Prevalence, Logic and Effectiveness
Edited by Patrick Kenis, Martyna Janowicz-Panjaitan and Bart Cambré
Chapter 10: Conclusion: Toward an Integrated View of Temporary Organizations: Future Research Agenda and Managerial Implications
Patrick Kenis, Martyna Janowicz-Panjaitan and Bart Cambré THE INTEGRATION OF THE BOOK: PARALLEL THEMES Given the increasing importance of temporary organizations in contemporary ways of organizing, we have dedicated this book to gaining insights into the structure, function and outcomes of this organizational form. This decision was based on three contentions (see also the Introduction to this volume). First, a review of the research on TOs (Chapter 2) revealed that interorganizational temporary organizations were significantly understudied. Second, although the project management literature gives some attention to the concept of time, time is considered predominantly instrumental, a scarce and predictable resource rather than one closely linked to social structure and behavior. In contrast, we proposed that the impact time has on the outcomes and social processes within organizations should be studied. Therefore, this book has focused on temporariness – ex ante determined limited duration – and its consequences. And finally, rather than being normative and prescriptive in the analysis of temporary organizations, we chose a theory-informed approach. As a consequence, we were able to write analytical descriptions of temporary organizations and then make propositions about how they function. Because of the number and variety of authors, Temporary Organizations: Prevalence, Logic and Effectiveness includes diverse ideas and concepts.
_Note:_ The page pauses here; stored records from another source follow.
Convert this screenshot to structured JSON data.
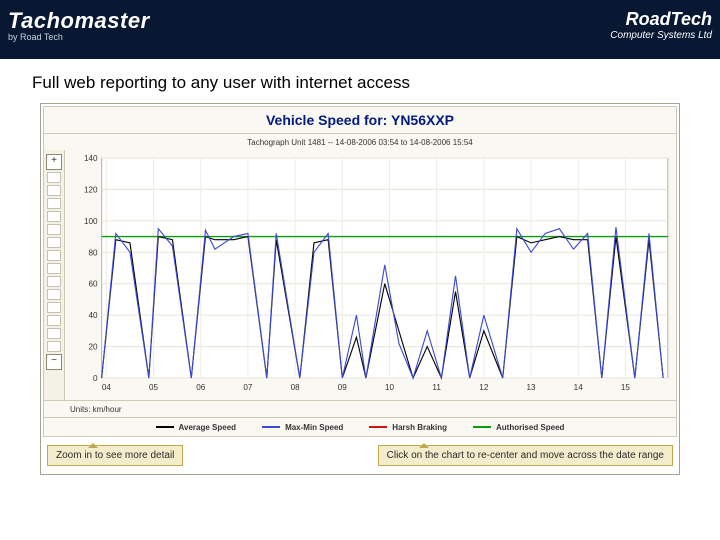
{
  "brand": {
    "main": "Tachomaster",
    "sub": "by Road Tech",
    "right1": "RoadTech",
    "right2": "Computer Systems Ltd"
  },
  "heading": "Full web reporting to any user with internet access",
  "chart_data": {
    "type": "line",
    "title": "Vehicle Speed for: YN56XXP",
    "subtitle": "Tachograph Unit 1481 -- 14-08-2006 03:54 to 14-08-2006 15:54",
    "ylabel": "",
    "xlabel": "",
    "ylim": [
      0,
      140
    ],
    "yticks": [
      0,
      20,
      40,
      60,
      80,
      100,
      120,
      140
    ],
    "xticks": [
      "04",
      "05",
      "06",
      "07",
      "08",
      "09",
      "10",
      "11",
      "12",
      "13",
      "14",
      "15"
    ],
    "authorised_speed": 90,
    "units": "Units: km/hour",
    "series": [
      {
        "name": "Average Speed",
        "color": "#000000",
        "x": [
          3.9,
          4.2,
          4.5,
          4.9,
          5.1,
          5.4,
          5.8,
          6.1,
          6.3,
          6.7,
          7.0,
          7.4,
          7.6,
          8.1,
          8.4,
          8.7,
          9.0,
          9.3,
          9.5,
          9.9,
          10.2,
          10.5,
          10.8,
          11.1,
          11.4,
          11.7,
          12.0,
          12.4,
          12.7,
          13.0,
          13.3,
          13.6,
          13.9,
          14.2,
          14.5,
          14.8,
          15.2,
          15.5,
          15.8
        ],
        "y": [
          0,
          88,
          86,
          0,
          90,
          88,
          0,
          90,
          88,
          88,
          90,
          0,
          88,
          0,
          86,
          88,
          0,
          26,
          0,
          60,
          30,
          0,
          20,
          0,
          55,
          0,
          30,
          0,
          90,
          86,
          88,
          90,
          88,
          88,
          0,
          90,
          0,
          88,
          0
        ]
      },
      {
        "name": "Max-Min Speed",
        "color": "#3a49d6",
        "x": [
          3.9,
          4.2,
          4.5,
          4.9,
          5.1,
          5.4,
          5.8,
          6.1,
          6.3,
          6.7,
          7.0,
          7.4,
          7.6,
          8.1,
          8.4,
          8.7,
          9.0,
          9.3,
          9.5,
          9.9,
          10.2,
          10.5,
          10.8,
          11.1,
          11.4,
          11.7,
          12.0,
          12.4,
          12.7,
          13.0,
          13.3,
          13.6,
          13.9,
          14.2,
          14.5,
          14.8,
          15.2,
          15.5,
          15.8
        ],
        "y": [
          0,
          92,
          80,
          0,
          95,
          84,
          0,
          94,
          82,
          90,
          92,
          0,
          92,
          0,
          80,
          92,
          0,
          40,
          0,
          72,
          22,
          0,
          30,
          0,
          65,
          0,
          40,
          0,
          95,
          80,
          92,
          95,
          82,
          92,
          0,
          96,
          0,
          92,
          0
        ]
      },
      {
        "name": "Harsh Braking",
        "color": "#d11313",
        "x": [],
        "y": []
      },
      {
        "name": "Authorised Speed",
        "color": "#0b9c0b",
        "x": [
          3.9,
          15.9
        ],
        "y": [
          90,
          90
        ]
      }
    ],
    "legend": [
      "Average Speed",
      "Max-Min Speed",
      "Harsh Braking",
      "Authorised Speed"
    ]
  },
  "sidebar": {
    "zoom_in": "+",
    "zoom_out": "−"
  },
  "tips": {
    "left": "Zoom in to see more detail",
    "right": "Click on the chart to re-center and move across the date range"
  }
}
One of our challenges, therefore, was to integrate these different perspectives into a coherent framework addressing the phenomenon of temporary organizations. With that aim in mind, we systematically analyzed the six 259 260 Temporary organizations theory building chapters of Part II of this book to identify...
You are not authenticated to view the full text of this chapter or article.
Elgaronline requires a subscription or purchase to access the full text of books or journals. Please login through your library system or with your personal username and password on the homepage.
Non-subscribers can freely search the site, view abstracts/ extracts and download selected front matter and introductory chapters for personal use.
Your library may not have purchased all subject areas. If you are authenticated and think you should have access to this title, please contact your librarian.